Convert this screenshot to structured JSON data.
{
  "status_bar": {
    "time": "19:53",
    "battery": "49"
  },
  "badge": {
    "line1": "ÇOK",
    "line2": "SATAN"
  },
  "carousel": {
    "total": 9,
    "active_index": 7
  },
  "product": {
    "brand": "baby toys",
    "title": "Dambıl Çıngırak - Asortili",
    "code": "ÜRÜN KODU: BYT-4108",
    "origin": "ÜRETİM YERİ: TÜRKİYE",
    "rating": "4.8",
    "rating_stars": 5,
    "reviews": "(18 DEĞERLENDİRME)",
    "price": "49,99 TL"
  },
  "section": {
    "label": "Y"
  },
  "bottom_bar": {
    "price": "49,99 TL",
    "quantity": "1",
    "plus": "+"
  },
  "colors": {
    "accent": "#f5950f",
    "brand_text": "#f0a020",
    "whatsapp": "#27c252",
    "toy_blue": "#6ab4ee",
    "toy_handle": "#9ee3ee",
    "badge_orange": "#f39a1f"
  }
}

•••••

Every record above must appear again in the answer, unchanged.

_WRITTEN ANSWER_:
Convert this screenshot to structured JSON data.
{
  "status_bar": {
    "time": "19:53",
    "battery": "49"
  },
  "badge": {
    "line1": "ÇOK",
    "line2": "SATAN"
  },
  "carousel": {
    "total": 9,
    "active_index": 7
  },
  "product": {
    "brand": "baby toys",
    "title": "Dambıl Çıngırak - Asortili",
    "code": "ÜRÜN KODU: BYT-4108",
    "origin": "ÜRETİM YERİ: TÜRKİYE",
    "rating": "4.8",
    "rating_stars": 5,
    "reviews": "(18 DEĞERLENDİRME)",
    "price": "49,99 TL"
  },
  "section": {
    "label": "Y"
  },
  "bottom_bar": {
    "price": "49,99 TL",
    "quantity": "1",
    "plus": "+"
  },
  "colors": {
    "accent": "#f5950f",
    "brand_text": "#f0a020",
    "whatsapp": "#27c252",
    "toy_blue": "#6ab4ee",
    "toy_handle": "#9ee3ee",
    "badge_orange": "#f39a1f"
  }
}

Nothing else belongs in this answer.